RECORD SET >>
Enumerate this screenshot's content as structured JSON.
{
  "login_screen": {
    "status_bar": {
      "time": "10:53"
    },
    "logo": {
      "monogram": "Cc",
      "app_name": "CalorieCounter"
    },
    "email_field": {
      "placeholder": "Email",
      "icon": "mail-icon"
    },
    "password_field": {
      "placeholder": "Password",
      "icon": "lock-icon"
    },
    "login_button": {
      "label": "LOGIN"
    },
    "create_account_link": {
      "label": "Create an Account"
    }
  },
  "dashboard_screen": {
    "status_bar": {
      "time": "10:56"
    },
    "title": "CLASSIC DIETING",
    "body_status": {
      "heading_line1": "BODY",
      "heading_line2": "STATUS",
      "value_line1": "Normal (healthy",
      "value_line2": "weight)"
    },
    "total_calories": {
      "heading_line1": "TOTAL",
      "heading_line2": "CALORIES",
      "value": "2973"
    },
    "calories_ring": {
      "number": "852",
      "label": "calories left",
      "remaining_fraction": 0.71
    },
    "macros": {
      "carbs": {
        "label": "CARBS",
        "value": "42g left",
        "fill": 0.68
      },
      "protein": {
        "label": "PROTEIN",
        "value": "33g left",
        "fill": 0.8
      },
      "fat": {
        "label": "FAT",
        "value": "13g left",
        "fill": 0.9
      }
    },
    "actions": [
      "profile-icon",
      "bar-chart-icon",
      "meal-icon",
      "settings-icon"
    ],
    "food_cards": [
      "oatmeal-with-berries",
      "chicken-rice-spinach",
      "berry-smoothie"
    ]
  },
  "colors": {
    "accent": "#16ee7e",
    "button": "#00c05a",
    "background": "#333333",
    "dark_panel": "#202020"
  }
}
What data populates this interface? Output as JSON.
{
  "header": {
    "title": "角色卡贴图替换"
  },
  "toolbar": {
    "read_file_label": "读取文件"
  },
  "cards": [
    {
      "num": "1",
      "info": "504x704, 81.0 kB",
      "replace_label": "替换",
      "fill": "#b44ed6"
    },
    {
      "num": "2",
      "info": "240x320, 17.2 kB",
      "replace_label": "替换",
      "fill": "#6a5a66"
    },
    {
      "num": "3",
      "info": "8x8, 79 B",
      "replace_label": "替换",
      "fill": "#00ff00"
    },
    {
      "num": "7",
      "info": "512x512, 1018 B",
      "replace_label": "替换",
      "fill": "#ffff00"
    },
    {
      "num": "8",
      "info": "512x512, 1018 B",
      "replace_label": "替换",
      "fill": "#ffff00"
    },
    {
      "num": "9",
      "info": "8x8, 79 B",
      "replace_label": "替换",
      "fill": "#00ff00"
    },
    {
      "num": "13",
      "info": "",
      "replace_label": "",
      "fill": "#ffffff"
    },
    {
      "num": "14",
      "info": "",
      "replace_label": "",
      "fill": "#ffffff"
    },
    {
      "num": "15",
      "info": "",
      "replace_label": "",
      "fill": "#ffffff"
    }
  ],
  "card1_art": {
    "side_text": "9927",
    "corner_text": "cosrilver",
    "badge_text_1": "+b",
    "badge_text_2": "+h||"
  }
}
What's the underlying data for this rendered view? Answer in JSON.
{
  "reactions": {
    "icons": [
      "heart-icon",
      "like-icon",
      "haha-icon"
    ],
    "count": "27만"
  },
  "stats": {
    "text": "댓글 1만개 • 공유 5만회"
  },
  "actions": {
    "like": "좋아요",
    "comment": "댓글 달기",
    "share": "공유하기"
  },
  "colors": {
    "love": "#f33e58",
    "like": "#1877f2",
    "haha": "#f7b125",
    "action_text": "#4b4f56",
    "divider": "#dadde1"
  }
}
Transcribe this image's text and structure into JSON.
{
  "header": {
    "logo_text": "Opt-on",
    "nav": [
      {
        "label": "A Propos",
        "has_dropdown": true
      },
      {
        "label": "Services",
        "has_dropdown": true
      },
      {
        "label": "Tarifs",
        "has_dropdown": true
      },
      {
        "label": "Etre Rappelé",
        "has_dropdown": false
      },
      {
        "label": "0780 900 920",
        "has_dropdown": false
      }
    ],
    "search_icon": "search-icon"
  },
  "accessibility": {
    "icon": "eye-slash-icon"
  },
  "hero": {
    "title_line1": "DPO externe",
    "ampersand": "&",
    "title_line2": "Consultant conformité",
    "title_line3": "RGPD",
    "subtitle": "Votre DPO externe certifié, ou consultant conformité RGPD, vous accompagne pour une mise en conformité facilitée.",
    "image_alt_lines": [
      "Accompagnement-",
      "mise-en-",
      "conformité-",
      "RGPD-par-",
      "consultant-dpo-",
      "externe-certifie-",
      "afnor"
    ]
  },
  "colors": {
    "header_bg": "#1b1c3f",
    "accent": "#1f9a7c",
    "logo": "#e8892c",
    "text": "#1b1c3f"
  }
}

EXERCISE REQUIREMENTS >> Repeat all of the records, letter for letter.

PROBLEM SOLUTION >>
Enumerate this screenshot's content as structured JSON.
{
  "login_screen": {
    "status_bar": {
      "time": "10:53"
    },
    "logo": {
      "monogram": "Cc",
      "app_name": "CalorieCounter"
    },
    "email_field": {
      "placeholder": "Email",
      "icon": "mail-icon"
    },
    "password_field": {
      "placeholder": "Password",
      "icon": "lock-icon"
    },
    "login_button": {
      "label": "LOGIN"
    },
    "create_account_link": {
      "label": "Create an Account"
    }
  },
  "dashboard_screen": {
    "status_bar": {
      "time": "10:56"
    },
    "title": "CLASSIC DIETING",
    "body_status": {
      "heading_line1": "BODY",
      "heading_line2": "STATUS",
      "value_line1": "Normal (healthy",
      "value_line2": "weight)"
    },
    "total_calories": {
      "heading_line1": "TOTAL",
      "heading_line2": "CALORIES",
      "value": "2973"
    },
    "calories_ring": {
      "number": "852",
      "label": "calories left",
      "remaining_fraction": 0.71
    },
    "macros": {
      "carbs": {
        "label": "CARBS",
        "value": "42g left",
        "fill": 0.68
      },
      "protein": {
        "label": "PROTEIN",
        "value": "33g left",
        "fill": 0.8
      },
      "fat": {
        "label": "FAT",
        "value": "13g left",
        "fill": 0.9
      }
    },
    "actions": [
      "profile-icon",
      "bar-chart-icon",
      "meal-icon",
      "settings-icon"
    ],
    "food_cards": [
      "oatmeal-with-berries",
      "chicken-rice-spinach",
      "berry-smoothie"
    ]
  },
  "colors": {
    "accent": "#16ee7e",
    "button": "#00c05a",
    "background": "#333333",
    "dark_panel": "#202020"
  }
}
What data populates this interface? Output as JSON.
{
  "header": {
    "title": "角色卡贴图替换"
  },
  "toolbar": {
    "read_file_label": "读取文件"
  },
  "cards": [
    {
      "num": "1",
      "info": "504x704, 81.0 kB",
      "replace_label": "替换",
      "fill": "#b44ed6"
    },
    {
      "num": "2",
      "info": "240x320, 17.2 kB",
      "replace_label": "替换",
      "fill": "#6a5a66"
    },
    {
      "num": "3",
      "info": "8x8, 79 B",
      "replace_label": "替换",
      "fill": "#00ff00"
    },
    {
      "num": "7",
      "info": "512x512, 1018 B",
      "replace_label": "替换",
      "fill": "#ffff00"
    },
    {
      "num": "8",
      "info": "512x512, 1018 B",
      "replace_label": "替换",
      "fill": "#ffff00"
    },
    {
      "num": "9",
      "info": "8x8, 79 B",
      "replace_label": "替换",
      "fill": "#00ff00"
    },
    {
      "num": "13",
      "info": "",
      "replace_label": "",
      "fill": "#ffffff"
    },
    {
      "num": "14",
      "info": "",
      "replace_label": "",
      "fill": "#ffffff"
    },
    {
      "num": "15",
      "info": "",
      "replace_label": "",
      "fill": "#ffffff"
    }
  ],
  "card1_art": {
    "side_text": "9927",
    "corner_text": "cosrilver",
    "badge_text_1": "+b",
    "badge_text_2": "+h||"
  }
}
What's the underlying data for this rendered view? Answer in JSON.
{
  "reactions": {
    "icons": [
      "heart-icon",
      "like-icon",
      "haha-icon"
    ],
    "count": "27만"
  },
  "stats": {
    "text": "댓글 1만개 • 공유 5만회"
  },
  "actions": {
    "like": "좋아요",
    "comment": "댓글 달기",
    "share": "공유하기"
  },
  "colors": {
    "love": "#f33e58",
    "like": "#1877f2",
    "haha": "#f7b125",
    "action_text": "#4b4f56",
    "divider": "#dadde1"
  }
}
Transcribe this image's text and structure into JSON.
{
  "header": {
    "logo_text": "Opt-on",
    "nav": [
      {
        "label": "A Propos",
        "has_dropdown": true
      },
      {
        "label": "Services",
        "has_dropdown": true
      },
      {
        "label": "Tarifs",
        "has_dropdown": true
      },
      {
        "label": "Etre Rappelé",
        "has_dropdown": false
      },
      {
        "label": "0780 900 920",
        "has_dropdown": false
      }
    ],
    "search_icon": "search-icon"
  },
  "accessibility": {
    "icon": "eye-slash-icon"
  },
  "hero": {
    "title_line1": "DPO externe",
    "ampersand": "&",
    "title_line2": "Consultant conformité",
    "title_line3": "RGPD",
    "subtitle": "Votre DPO externe certifié, ou consultant conformité RGPD, vous accompagne pour une mise en conformité facilitée.",
    "image_alt_lines": [
      "Accompagnement-",
      "mise-en-",
      "conformité-",
      "RGPD-par-",
      "consultant-dpo-",
      "externe-certifie-",
      "afnor"
    ]
  },
  "colors": {
    "header_bg": "#1b1c3f",
    "accent": "#1f9a7c",
    "logo": "#e8892c",
    "text": "#1b1c3f"
  }
}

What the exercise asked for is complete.